Seen on: PROLLY Chrome introduces their new outerwear model, the Storm Cobra by following none other than Steve around SF.
Title: Mike Giant’s Philosophy on Life
Seen on: PROLLY Mike Giant is an artist that a lot of cyclists admire. His work has been shown around the world and his love of track bikes and the imagery associated with them pops up in his illustrations frequently. Check out this recent interview with the SF-based artist
Title:CX Hairs: Hyattsville CX 2012
Seen on: PROLLY
There’s a new book out there encouraging woman to hit the pedals:
Katie Daily’s-Heels on Wheels, a Ladies Guide to Owning and Riding a Bike.
Here is a write up in the New York Times:
Riding Like Susan B. Anthony
‘Heels on Wheels’ — Books of Style Elizabeth Lippman for The New York Times
A new book encourages women to bike to work, and offers other advice (don’t wear lip gloss)
By: Liesl Schillnger
Published: October 10, 2012
“Heels on Wheels: A Lady’s Guide to Owning and Riding a Bike.” By Katie Dailey. 96 pp. Hardie Grant. $14.95.
ARE you in the mood for a contentious debate? Stroll past the North Pavilion of Union Square in Manhattan before 7 p.m. on the last Friday of each month and ask any of the hundreds of cyclists who gather there for the Critical Mass ride why women’s bikes tend to have a low crossbar (also called a “mixte” or “step-through”), whereas men’s bikes have a high crossbar that juts from below the seat to below the handlebars.

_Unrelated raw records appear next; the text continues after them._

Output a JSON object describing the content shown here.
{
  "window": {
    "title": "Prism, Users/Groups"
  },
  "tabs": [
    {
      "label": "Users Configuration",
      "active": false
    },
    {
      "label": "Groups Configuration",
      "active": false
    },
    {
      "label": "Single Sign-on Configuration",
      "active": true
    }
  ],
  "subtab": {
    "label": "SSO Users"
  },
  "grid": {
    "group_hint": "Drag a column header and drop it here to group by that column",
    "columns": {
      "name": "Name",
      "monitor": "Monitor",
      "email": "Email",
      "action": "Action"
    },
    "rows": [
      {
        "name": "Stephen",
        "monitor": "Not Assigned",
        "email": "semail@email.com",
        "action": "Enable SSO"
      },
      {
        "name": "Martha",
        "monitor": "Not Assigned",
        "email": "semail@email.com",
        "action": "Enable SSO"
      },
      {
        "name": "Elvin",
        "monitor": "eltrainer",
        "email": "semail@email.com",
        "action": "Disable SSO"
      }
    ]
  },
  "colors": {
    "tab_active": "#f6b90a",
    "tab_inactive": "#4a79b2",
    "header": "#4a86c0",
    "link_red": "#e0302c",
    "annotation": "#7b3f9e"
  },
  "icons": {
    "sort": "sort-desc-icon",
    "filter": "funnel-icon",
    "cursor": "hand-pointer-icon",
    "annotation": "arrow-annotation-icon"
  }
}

Is the feature a quaint leftover from the days when women wore petticoats, and maneuvering themselves over the high bar would have been a challenge? Might it reflect a surprising impulse toward modesty among modern women who don’t mind weaving among taxis and buses, but still prefer not to bestride their steel (or carbon fiber) steeds like a cowboy hopping on a palomino? Or is the step-through an anachronism in these days of unisex denim and leggings?
Why do male and female riders require different kinds of bikes? The answers you get will be vociferous. They will not be unanimous.
With her charming book, fetchingly illustrated by Clare Owen, the British velophile Katie Dailey skirts the controversy by mildly pointing out that, however it came about, the lower bar is easier to clamber over than the higher one.